Amber Widgery, a senior policy specialist with the National Conference of State Legislatures, told lawmakers that between 2012 and 2019 nearly 1,000 bills have been enacted to address bail reform and pretrial detention. More than 160 bills, she added, became law in 2019 alone. 

Reforms have included changing state laws to make sure bail isn’t attached to lower-level crimes, implementing risk assessment tools, and funding pretrial detention services to ensure defendants return to court.

States have also tried to implement policies that require judges to consider less restrictive bail conditions — being released on one’s own recognizance, being placed on house arrest or using monitoring devices — before relying on cash bail.  

Again, lawmakers asked to see data points on the effectiveness of these policies in other states. 

Republican Assemblyman Tom Roberts asked if there were incidents where states passed reforms but then had to reverse those policies. 

Widgery said Alaska has “walked back” some reforms. “They maintained the majority of their pretrial reforms overall but certainly made some adjustments,” she added. “There have certainly been states that have reevaluated and made changes to legislative reforms in the area of pretrial release. But overall, I would say the trend isn’t for states to walk back after implementation.”

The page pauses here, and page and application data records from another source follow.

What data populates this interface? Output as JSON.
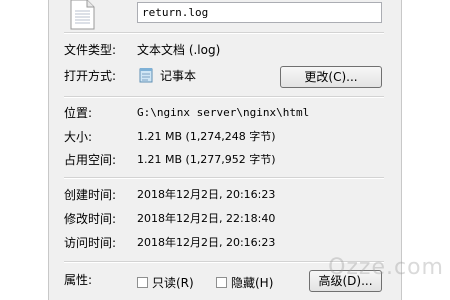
{
  "file": {
    "name": "return.log",
    "icon": "text-file-icon"
  },
  "general": {
    "type_label": "文件类型:",
    "type_value": "文本文档 (.log)",
    "opens_label": "打开方式:",
    "opens_value": "记事本",
    "opens_icon": "notepad-icon",
    "change_button": "更改(C)..."
  },
  "location": {
    "location_label": "位置:",
    "location_value": "G:\\nginx server\\nginx\\html",
    "size_label": "大小:",
    "size_value": "1.21 MB (1,274,248 字节)",
    "disk_label": "占用空间:",
    "disk_value": "1.21 MB (1,277,952 字节)"
  },
  "times": {
    "created_label": "创建时间:",
    "created_value": "2018年12月2日, 20:16:23",
    "modified_label": "修改时间:",
    "modified_value": "2018年12月2日, 22:18:40",
    "accessed_label": "访问时间:",
    "accessed_value": "2018年12月2日, 20:16:23"
  },
  "attributes": {
    "label": "属性:",
    "readonly_label": "只读(R)",
    "readonly_checked": false,
    "hidden_label": "隐藏(H)",
    "hidden_checked": false,
    "advanced_button": "高级(D)..."
  },
  "watermark": "Ozze.com"
}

Lawmakers’ efforts toward reforming, if not eliminating, the cash bail system in Nevada have been slow. During the 2019 session, three bills aiming to change Nevada’s current bail were introduced. 

All failed. 

In a previous interview, Turner said organizers supporting bail reform opted for the formation of an interim committee to study pretrial detention, as opposed to passing subpar legislation. 

Despite bail reform gaining bipartisan support from progressive groups and conservative organizations alike, it has also received opposition from the bail industry. 

“This is not the community versus the bail bond industry,” Turner said. “This is about systemic change and changing a system that is inherently designed to create this kind of disparity.”

Concerns that manifested in the 2019 session — concerns that plague and sometimes doom potential reforms in other states — boil down to public safety. Those opposed to reform argue the current bail system keeps the community safe. 

While those opposed to bail reform recite anecdotes of people committing crimes after being released on their own recognizance, there is no local data to show the frequency of those incidents. 

Turner countered that it’s time to revisit the question about what is public safety. “We need to dig in deeper to how we define public safety and what that actually means when we say that,” she added. “That seems to be the key thing when people speak on this, keeping the community safe. Well, OK. Talk to the community.”

Democratic Assemblyman Edgar Flores said in future meetings he would like for the bail industry to go over the strategies it deploys to ensure defendants return to court.

The committee is scheduled to meet four times over the next several months and will determine what legislation it will put forward ahead of the 2021 session. Lawmakers have until Sept. 1 to submit any bill draft requests

Michael Lyle
Michael Lyle (MJ to some) has been a journalist in Las Vegas for eight years.  He started his career at View Neighborhood News, the community edition of the Las Vegas Review-Journal. During his seven years with the R-J, he won several first place awards from the Nevada Press Association and was named its 2011 Journalist of Merit. He left the paper in 2017 and spent a year as a freelance journalist accumulating bylines anywhere from The Washington Post to Desert Companion. While he covers a range of topics from homelessness to the criminal justice system, he gravitates toward stories about race relations and LGBTQ issues. Born and mostly raised in Las Vegas, Lyle graduated from UNLV with a degree in Journalism and Media Studies. He is currently working on his master's in Communications through an online program at Syracuse University. In his spare time, Lyle cooks through Ina Garten recipes in hopes of one day becoming the successor to the Barefoot Contessa throne. When he isn’t cooking (or eating), he also enjoys reading, running and re-watching episodes of “Parks and Recreation.” He is also in the process of learning kickboxing.